**INSTRUCTIONS TO FOLLOW**
Every line of the data below must be given again exactly.
::: DATA TO USE
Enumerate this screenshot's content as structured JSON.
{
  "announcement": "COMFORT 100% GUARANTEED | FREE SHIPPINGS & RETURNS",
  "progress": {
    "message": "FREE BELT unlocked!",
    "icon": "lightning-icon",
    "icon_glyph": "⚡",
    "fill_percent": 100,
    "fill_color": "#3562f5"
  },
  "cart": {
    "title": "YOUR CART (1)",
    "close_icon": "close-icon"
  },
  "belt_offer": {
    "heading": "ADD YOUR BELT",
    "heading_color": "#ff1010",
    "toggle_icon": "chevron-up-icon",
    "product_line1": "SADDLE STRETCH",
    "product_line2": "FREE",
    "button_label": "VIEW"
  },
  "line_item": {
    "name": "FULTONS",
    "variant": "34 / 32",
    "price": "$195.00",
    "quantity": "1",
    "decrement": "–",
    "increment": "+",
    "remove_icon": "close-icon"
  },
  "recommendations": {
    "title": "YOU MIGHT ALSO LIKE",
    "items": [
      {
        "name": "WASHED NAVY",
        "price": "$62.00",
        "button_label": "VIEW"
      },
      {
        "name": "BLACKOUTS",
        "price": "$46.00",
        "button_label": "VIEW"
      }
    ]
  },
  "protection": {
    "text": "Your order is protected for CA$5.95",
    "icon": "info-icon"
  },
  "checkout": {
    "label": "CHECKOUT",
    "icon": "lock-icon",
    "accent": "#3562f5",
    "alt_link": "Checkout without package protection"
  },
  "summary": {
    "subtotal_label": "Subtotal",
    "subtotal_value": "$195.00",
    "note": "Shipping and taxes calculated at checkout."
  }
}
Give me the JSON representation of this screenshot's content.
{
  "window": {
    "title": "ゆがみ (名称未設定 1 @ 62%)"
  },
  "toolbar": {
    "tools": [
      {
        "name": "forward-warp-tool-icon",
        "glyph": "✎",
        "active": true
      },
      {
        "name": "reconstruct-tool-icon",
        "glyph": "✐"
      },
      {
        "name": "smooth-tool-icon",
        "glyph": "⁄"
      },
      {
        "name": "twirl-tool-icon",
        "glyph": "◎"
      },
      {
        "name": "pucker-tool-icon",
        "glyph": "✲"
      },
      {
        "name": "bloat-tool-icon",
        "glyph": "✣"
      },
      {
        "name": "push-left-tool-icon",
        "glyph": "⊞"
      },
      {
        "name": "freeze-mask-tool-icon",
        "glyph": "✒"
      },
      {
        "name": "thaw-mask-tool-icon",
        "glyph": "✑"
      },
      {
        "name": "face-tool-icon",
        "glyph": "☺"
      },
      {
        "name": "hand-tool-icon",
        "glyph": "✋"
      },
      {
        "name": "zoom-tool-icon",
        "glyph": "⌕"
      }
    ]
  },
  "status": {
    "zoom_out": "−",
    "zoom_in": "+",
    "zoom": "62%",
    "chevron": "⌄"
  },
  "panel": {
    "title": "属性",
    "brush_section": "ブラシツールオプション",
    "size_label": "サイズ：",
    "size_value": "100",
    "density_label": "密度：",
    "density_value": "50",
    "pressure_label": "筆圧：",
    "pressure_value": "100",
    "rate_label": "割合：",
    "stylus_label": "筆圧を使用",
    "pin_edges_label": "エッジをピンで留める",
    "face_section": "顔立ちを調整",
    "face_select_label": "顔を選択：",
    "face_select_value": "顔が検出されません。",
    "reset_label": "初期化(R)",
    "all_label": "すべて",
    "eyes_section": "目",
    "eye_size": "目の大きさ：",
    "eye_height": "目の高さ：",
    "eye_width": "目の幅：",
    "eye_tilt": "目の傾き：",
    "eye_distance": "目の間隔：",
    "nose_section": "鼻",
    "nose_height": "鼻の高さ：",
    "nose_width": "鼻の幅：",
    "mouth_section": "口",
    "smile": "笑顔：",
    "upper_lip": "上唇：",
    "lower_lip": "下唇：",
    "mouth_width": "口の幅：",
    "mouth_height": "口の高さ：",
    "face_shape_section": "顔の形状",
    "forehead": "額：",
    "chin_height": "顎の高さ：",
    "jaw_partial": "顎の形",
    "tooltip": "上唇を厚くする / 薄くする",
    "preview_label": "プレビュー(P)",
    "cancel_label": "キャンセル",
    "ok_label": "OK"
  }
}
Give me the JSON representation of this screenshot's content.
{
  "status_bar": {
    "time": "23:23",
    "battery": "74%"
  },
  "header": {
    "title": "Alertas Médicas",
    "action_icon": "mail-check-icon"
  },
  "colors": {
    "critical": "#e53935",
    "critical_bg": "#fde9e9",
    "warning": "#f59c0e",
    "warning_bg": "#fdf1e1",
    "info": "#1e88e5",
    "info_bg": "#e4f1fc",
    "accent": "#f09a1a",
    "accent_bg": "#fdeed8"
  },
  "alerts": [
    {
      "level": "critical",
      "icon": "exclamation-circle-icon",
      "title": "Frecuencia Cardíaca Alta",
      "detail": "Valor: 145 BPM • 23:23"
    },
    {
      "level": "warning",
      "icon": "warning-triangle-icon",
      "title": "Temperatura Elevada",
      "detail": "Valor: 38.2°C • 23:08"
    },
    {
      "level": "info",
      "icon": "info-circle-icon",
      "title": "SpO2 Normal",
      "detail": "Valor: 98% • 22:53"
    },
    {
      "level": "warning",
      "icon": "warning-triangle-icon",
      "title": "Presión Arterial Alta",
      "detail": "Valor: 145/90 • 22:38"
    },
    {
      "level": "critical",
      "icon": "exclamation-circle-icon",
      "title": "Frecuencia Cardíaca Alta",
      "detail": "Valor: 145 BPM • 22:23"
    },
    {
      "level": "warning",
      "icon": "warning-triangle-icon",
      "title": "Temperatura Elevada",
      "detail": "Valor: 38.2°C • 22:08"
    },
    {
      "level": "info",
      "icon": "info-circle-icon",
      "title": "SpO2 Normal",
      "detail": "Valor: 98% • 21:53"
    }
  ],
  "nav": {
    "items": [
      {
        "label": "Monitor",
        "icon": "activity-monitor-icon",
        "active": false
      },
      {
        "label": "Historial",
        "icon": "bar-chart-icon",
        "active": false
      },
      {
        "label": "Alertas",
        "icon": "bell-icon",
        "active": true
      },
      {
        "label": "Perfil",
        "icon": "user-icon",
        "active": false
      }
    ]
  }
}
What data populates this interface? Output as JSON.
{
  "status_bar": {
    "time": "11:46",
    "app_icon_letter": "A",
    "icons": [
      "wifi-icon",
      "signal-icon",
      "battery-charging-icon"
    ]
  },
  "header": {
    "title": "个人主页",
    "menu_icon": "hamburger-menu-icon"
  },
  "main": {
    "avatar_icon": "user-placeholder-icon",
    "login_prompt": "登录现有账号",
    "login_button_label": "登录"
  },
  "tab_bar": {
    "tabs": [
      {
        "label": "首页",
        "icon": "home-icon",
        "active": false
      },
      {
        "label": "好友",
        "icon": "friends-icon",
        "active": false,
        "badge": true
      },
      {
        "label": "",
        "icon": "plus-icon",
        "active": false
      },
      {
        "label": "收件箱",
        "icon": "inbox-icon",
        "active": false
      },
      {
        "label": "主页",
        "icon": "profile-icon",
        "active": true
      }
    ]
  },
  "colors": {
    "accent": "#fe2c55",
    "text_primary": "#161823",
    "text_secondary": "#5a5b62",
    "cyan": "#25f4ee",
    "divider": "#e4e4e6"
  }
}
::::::
**WRITTEN RESPONSE**
Enumerate this screenshot's content as structured JSON.
{
  "announcement": "COMFORT 100% GUARANTEED | FREE SHIPPINGS & RETURNS",
  "progress": {
    "message": "FREE BELT unlocked!",
    "icon": "lightning-icon",
    "icon_glyph": "⚡",
    "fill_percent": 100,
    "fill_color": "#3562f5"
  },
  "cart": {
    "title": "YOUR CART (1)",
    "close_icon": "close-icon"
  },
  "belt_offer": {
    "heading": "ADD YOUR BELT",
    "heading_color": "#ff1010",
    "toggle_icon": "chevron-up-icon",
    "product_line1": "SADDLE STRETCH",
    "product_line2": "FREE",
    "button_label": "VIEW"
  },
  "line_item": {
    "name": "FULTONS",
    "variant": "34 / 32",
    "price": "$195.00",
    "quantity": "1",
    "decrement": "–",
    "increment": "+",
    "remove_icon": "close-icon"
  },
  "recommendations": {
    "title": "YOU MIGHT ALSO LIKE",
    "items": [
      {
        "name": "WASHED NAVY",
        "price": "$62.00",
        "button_label": "VIEW"
      },
      {
        "name": "BLACKOUTS",
        "price": "$46.00",
        "button_label": "VIEW"
      }
    ]
  },
  "protection": {
    "text": "Your order is protected for CA$5.95",
    "icon": "info-icon"
  },
  "checkout": {
    "label": "CHECKOUT",
    "icon": "lock-icon",
    "accent": "#3562f5",
    "alt_link": "Checkout without package protection"
  },
  "summary": {
    "subtotal_label": "Subtotal",
    "subtotal_value": "$195.00",
    "note": "Shipping and taxes calculated at checkout."
  }
}
Give me the JSON representation of this screenshot's content.
{
  "window": {
    "title": "ゆがみ (名称未設定 1 @ 62%)"
  },
  "toolbar": {
    "tools": [
      {
        "name": "forward-warp-tool-icon",
        "glyph": "✎",
        "active": true
      },
      {
        "name": "reconstruct-tool-icon",
        "glyph": "✐"
      },
      {
        "name": "smooth-tool-icon",
        "glyph": "⁄"
      },
      {
        "name": "twirl-tool-icon",
        "glyph": "◎"
      },
      {
        "name": "pucker-tool-icon",
        "glyph": "✲"
      },
      {
        "name": "bloat-tool-icon",
        "glyph": "✣"
      },
      {
        "name": "push-left-tool-icon",
        "glyph": "⊞"
      },
      {
        "name": "freeze-mask-tool-icon",
        "glyph": "✒"
      },
      {
        "name": "thaw-mask-tool-icon",
        "glyph": "✑"
      },
      {
        "name": "face-tool-icon",
        "glyph": "☺"
      },
      {
        "name": "hand-tool-icon",
        "glyph": "✋"
      },
      {
        "name": "zoom-tool-icon",
        "glyph": "⌕"
      }
    ]
  },
  "status": {
    "zoom_out": "−",
    "zoom_in": "+",
    "zoom": "62%",
    "chevron": "⌄"
  },
  "panel": {
    "title": "属性",
    "brush_section": "ブラシツールオプション",
    "size_label": "サイズ：",
    "size_value": "100",
    "density_label": "密度：",
    "density_value": "50",
    "pressure_label": "筆圧：",
    "pressure_value": "100",
    "rate_label": "割合：",
    "stylus_label": "筆圧を使用",
    "pin_edges_label": "エッジをピンで留める",
    "face_section": "顔立ちを調整",
    "face_select_label": "顔を選択：",
    "face_select_value": "顔が検出されません。",
    "reset_label": "初期化(R)",
    "all_label": "すべて",
    "eyes_section": "目",
    "eye_size": "目の大きさ：",
    "eye_height": "目の高さ：",
    "eye_width": "目の幅：",
    "eye_tilt": "目の傾き：",
    "eye_distance": "目の間隔：",
    "nose_section": "鼻",
    "nose_height": "鼻の高さ：",
    "nose_width": "鼻の幅：",
    "mouth_section": "口",
    "smile": "笑顔：",
    "upper_lip": "上唇：",
    "lower_lip": "下唇：",
    "mouth_width": "口の幅：",
    "mouth_height": "口の高さ：",
    "face_shape_section": "顔の形状",
    "forehead": "額：",
    "chin_height": "顎の高さ：",
    "jaw_partial": "顎の形",
    "tooltip": "上唇を厚くする / 薄くする",
    "preview_label": "プレビュー(P)",
    "cancel_label": "キャンセル",
    "ok_label": "OK"
  }
}
Give me the JSON representation of this screenshot's content.
{
  "status_bar": {
    "time": "23:23",
    "battery": "74%"
  },
  "header": {
    "title": "Alertas Médicas",
    "action_icon": "mail-check-icon"
  },
  "colors": {
    "critical": "#e53935",
    "critical_bg": "#fde9e9",
    "warning": "#f59c0e",
    "warning_bg": "#fdf1e1",
    "info": "#1e88e5",
    "info_bg": "#e4f1fc",
    "accent": "#f09a1a",
    "accent_bg": "#fdeed8"
  },
  "alerts": [
    {
      "level": "critical",
      "icon": "exclamation-circle-icon",
      "title": "Frecuencia Cardíaca Alta",
      "detail": "Valor: 145 BPM • 23:23"
    },
    {
      "level": "warning",
      "icon": "warning-triangle-icon",
      "title": "Temperatura Elevada",
      "detail": "Valor: 38.2°C • 23:08"
    },
    {
      "level": "info",
      "icon": "info-circle-icon",
      "title": "SpO2 Normal",
      "detail": "Valor: 98% • 22:53"
    },
    {
      "level": "warning",
      "icon": "warning-triangle-icon",
      "title": "Presión Arterial Alta",
      "detail": "Valor: 145/90 • 22:38"
    },
    {
      "level": "critical",
      "icon": "exclamation-circle-icon",
      "title": "Frecuencia Cardíaca Alta",
      "detail": "Valor: 145 BPM • 22:23"
    },
    {
      "level": "warning",
      "icon": "warning-triangle-icon",
      "title": "Temperatura Elevada",
      "detail": "Valor: 38.2°C • 22:08"
    },
    {
      "level": "info",
      "icon": "info-circle-icon",
      "title": "SpO2 Normal",
      "detail": "Valor: 98% • 21:53"
    }
  ],
  "nav": {
    "items": [
      {
        "label": "Monitor",
        "icon": "activity-monitor-icon",
        "active": false
      },
      {
        "label": "Historial",
        "icon": "bar-chart-icon",
        "active": false
      },
      {
        "label": "Alertas",
        "icon": "bell-icon",
        "active": true
      },
      {
        "label": "Perfil",
        "icon": "user-icon",
        "active": false
      }
    ]
  }
}
What data populates this interface? Output as JSON.
{
  "status_bar": {
    "time": "11:46",
    "app_icon_letter": "A",
    "icons": [
      "wifi-icon",
      "signal-icon",
      "battery-charging-icon"
    ]
  },
  "header": {
    "title": "个人主页",
    "menu_icon": "hamburger-menu-icon"
  },
  "main": {
    "avatar_icon": "user-placeholder-icon",
    "login_prompt": "登录现有账号",
    "login_button_label": "登录"
  },
  "tab_bar": {
    "tabs": [
      {
        "label": "首页",
        "icon": "home-icon",
        "active": false
      },
      {
        "label": "好友",
        "icon": "friends-icon",
        "active": false,
        "badge": true
      },
      {
        "label": "",
        "icon": "plus-icon",
        "active": false
      },
      {
        "label": "收件箱",
        "icon": "inbox-icon",
        "active": false
      },
      {
        "label": "主页",
        "icon": "profile-icon",
        "active": true
      }
    ]
  },
  "colors": {
    "accent": "#fe2c55",
    "text_primary": "#161823",
    "text_secondary": "#5a5b62",
    "cyan": "#25f4ee",
    "divider": "#e4e4e6"
  }
}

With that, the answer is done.